David Miller of Kidd Rapinet Solicitors has reminded me of the safe breaker Alfie Hinds’ escape from the Law Courts in June 1957, which must be one of a kind, writes James Morton.
While serving 12 years for the Maples robbery, Hinds sued the Prison Commissioners, alleging wrongful arrest following his earlier escape from Nottingham prison. When he was taken for a hearing for directions before Master Grundy two prison officers escorted him to the lavatory near the Bear Garden. But when the officers removed his handcuffs, Hinds padlocked the warders inside, with help from his brother Albert and his then friend Tony Maffia. Hinds escaped into Fleet Street and off to Waterloo, but he was recognised and caught at Bristol airport five hours later while waiting for a plane to Dublin.
In August that year – which shows how swift justice was then – Maffia and Albert Hinds each received 12 months. Hinds’ third attempt, from Chelmsford Prison less than a year later, was successful. This time he stayed out for two years, still maintaining his innocence.
My own clients’ escapes were much less spectacular and not very successful. Several who tried to break out of Brixton failed in their attempts. Their defence, that they were later acquitted of robbery, so were being wrongly held and therefore were entitled to try to escape, got them nowhere!
After a failed bail application another client managed to get out of his cell at Lambeth magistrates’ court and was over the roof and away; but it is often easier to escape than to stay out and he was easily retrieved.
Another disastrous attempt was made by two due at Hampstead magistrates’ court for a remand hearing one summer morning. For some reason there was no one to greet the prison van and the officer in charge left them handcuffed together on the pavement while he went to find someone who would open the door to the cells. The temptation was too much, and off they galloped towards the high street with the officer in full pursuit.
Apparently they were putting some distance between themselves and their pursuer when they came to a lamppost. ‘Right!’ said Tom, ‘Left!’ said Bob and the escape ended in a collision and mutual recriminations. There was no application for bail that day.

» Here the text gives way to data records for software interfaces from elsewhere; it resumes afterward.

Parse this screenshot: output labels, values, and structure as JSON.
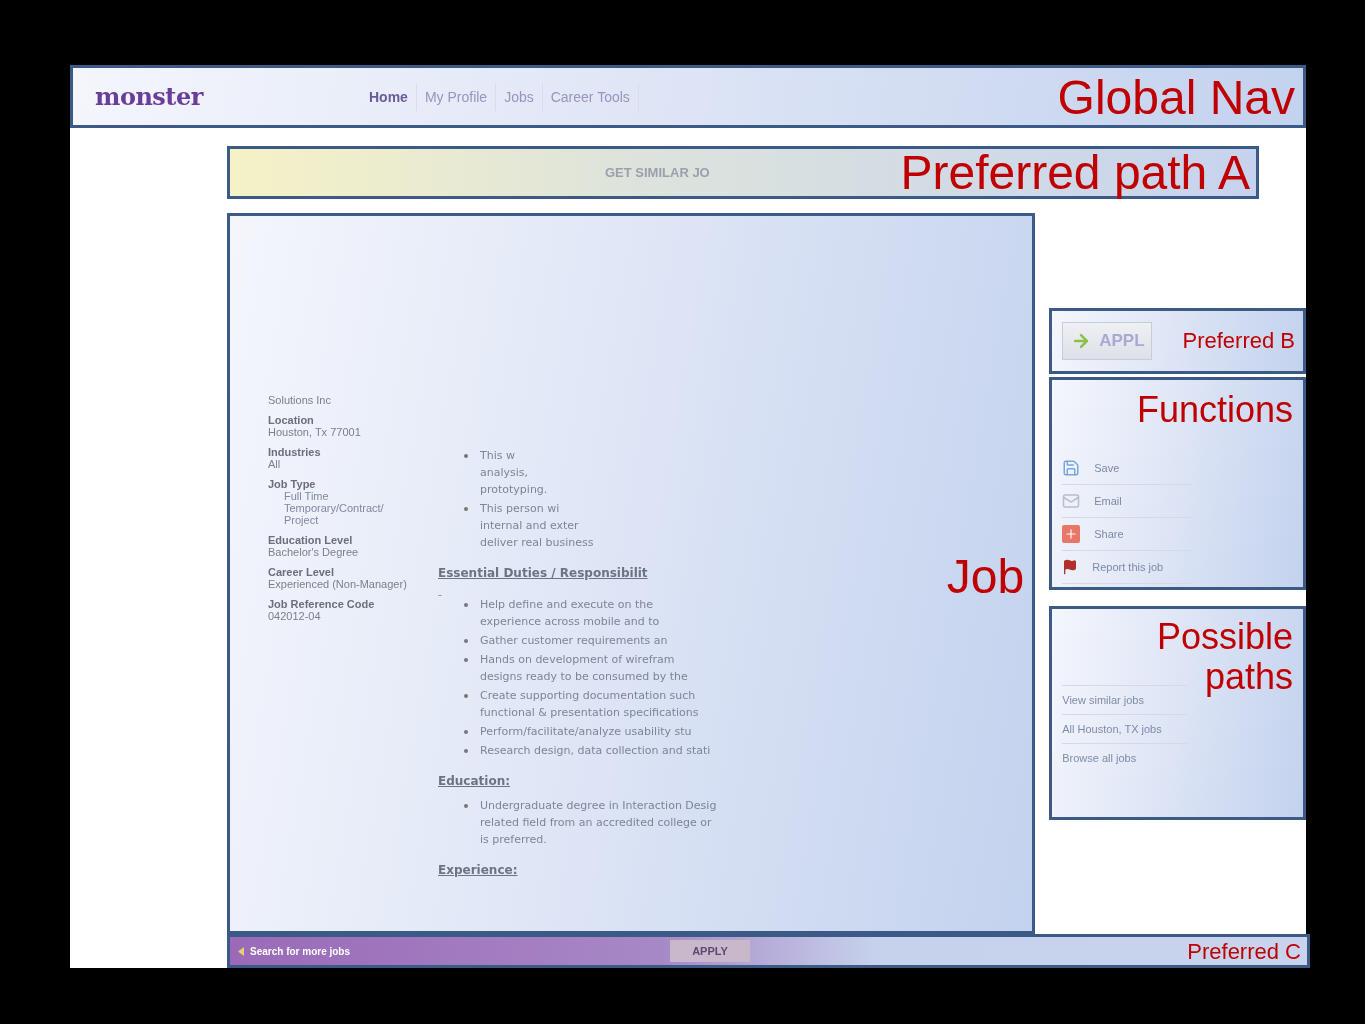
{
  "nav": {
    "logo": "monster",
    "annotation": "Global Nav",
    "items": [
      {
        "label": "Home",
        "selected": true
      },
      {
        "label": "My Profile",
        "selected": false
      },
      {
        "label": "Jobs",
        "selected": false
      },
      {
        "label": "Career Tools",
        "selected": false
      }
    ]
  },
  "similar_bar": {
    "label": "GET SIMILAR JO",
    "annotation": "Preferred path A"
  },
  "job": {
    "annotation": "Job",
    "company": "Solutions Inc",
    "details": [
      {
        "label": "Location",
        "values": [
          "Houston, Tx 77001"
        ]
      },
      {
        "label": "Industries",
        "values": [
          "All"
        ]
      },
      {
        "label": "Job Type",
        "bullets": [
          "Full Time",
          "Temporary/Contract/ Project"
        ]
      },
      {
        "label": "Education Level",
        "values": [
          "Bachelor's Degree"
        ]
      },
      {
        "label": "Career Level",
        "values": [
          "Experienced (Non-Manager)"
        ]
      },
      {
        "label": "Job Reference Code",
        "values": [
          "042012-04"
        ]
      }
    ],
    "intro": [
      [
        "This w",
        "analysis,",
        "prototyping."
      ],
      [
        "This person wi",
        "internal and exter",
        "deliver real business"
      ]
    ],
    "sections": [
      {
        "heading": "Essential Duties / Responsibilit",
        "dash": "-",
        "bullets": [
          [
            "Help define and execute on the",
            "experience across mobile and to"
          ],
          [
            "Gather customer requirements an"
          ],
          [
            "Hands on development of wirefram",
            "designs ready to be consumed by the"
          ],
          [
            "Create supporting documentation such",
            "functional & presentation specifications"
          ],
          [
            "Perform/facilitate/analyze usability stu"
          ],
          [
            "Research design, data collection and stati"
          ]
        ]
      },
      {
        "heading": "Education:",
        "bullets": [
          [
            "Undergraduate degree in Interaction Desig",
            "related field from an accredited college or",
            "is preferred."
          ]
        ]
      },
      {
        "heading": "Experience:"
      }
    ]
  },
  "apply_box": {
    "label": "APPL",
    "annotation": "Preferred B"
  },
  "functions": {
    "annotation": "Functions",
    "items": [
      {
        "kind": "save",
        "label": "Save"
      },
      {
        "kind": "email",
        "label": "Email"
      },
      {
        "kind": "share",
        "label": "Share"
      },
      {
        "kind": "report",
        "label": "Report this job"
      }
    ]
  },
  "paths": {
    "annotation": "Possible paths",
    "items": [
      "View similar jobs",
      "All Houston, TX jobs",
      "Browse all jobs"
    ]
  },
  "bottom_bar": {
    "back": "Search for more jobs",
    "apply": "APPLY",
    "annotation": "Preferred C"
  }
}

James Morton is a writer and former criminal defence solicitor